Universal Entertainment Corporation (UEC) and its affiliates have taken steps to end their plans to merge the Okada Manila resort in the Philippines with a US-based Special Purpose Acquisition Company (SPAC) that would have enabled the casino operator to list on the NASDAQ.
In recent legal action filed with the Delaware Court of Chancery, UEC and its related entities Tiger Resort Asia Ltd (TRA), Tiger Resort, Leisure and Entertainment, Inc. (TRLEI), UE Resorts International Inc. and Project Tiger Merger Sub Inc. are countersuing Jason Ader’s 26 Capital Acquisition Corp. (NASDAQ: ADER) – the blank-check company with which the gaming operator had signed a merger agreement in October 2021.
The UEC Parties are seeking a remedy to the breaches they allege have been committed by the SPAC promoter, and are seeking declaratory relief that will enable them to separate from this allegedly dishonest and untrustworthy entity, according to a court filing.

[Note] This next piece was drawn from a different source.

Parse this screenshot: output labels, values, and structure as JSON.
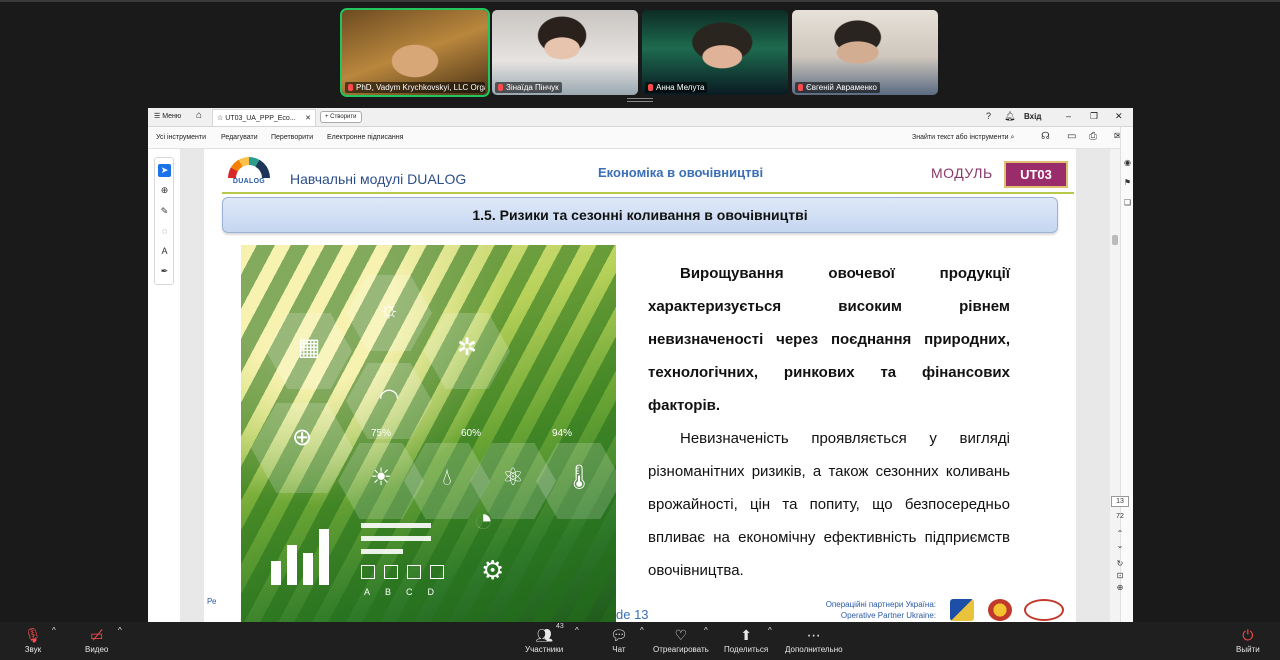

UEC’s move follows 26 Capital suing the Japanese company for its alleged failure to act on the merger agreement. Typically, SPAC mergers are closed within months of being announced, but it has been 18 months since the deal was revealed and it has yet to be completed.
UEC’s suit against 26 Capital, in which it accuses the SPAC of trying to close the transaction for its own benefit, extends the ongoing saga between the two parties. UEC claims in its lawsuit that the SPAC is attempting to paint an overly optimistic picture of Okada Manila’s business prospects in order to keep its shareholders committed to the merger, which requires their approval for it to be finalized.
Kazuo Okada, the Japanese billionaire for whom the gaming venue is named, had previously tried to block the merger and even attempted to seize control of the integrated resort last May with the help of 50 private security guards and members of the Paranaque City Police. 26 Capital responded by announcing that it would delay the merger up to a year.
In addition to seeking unspecified damages, UEC is asking the court to nullify the merger agreement, alleging “material breaches and fraudulent conduct” on the part of 26 Capital.
While there are many examples of gaming SPAC deals being unsuccessful, there has been no precedent of a court forcing two sides to execute a merger when one opposes it. UEC had previously said it wanted the merger to be completed, but it is yet to be seen if the court will hold them to that.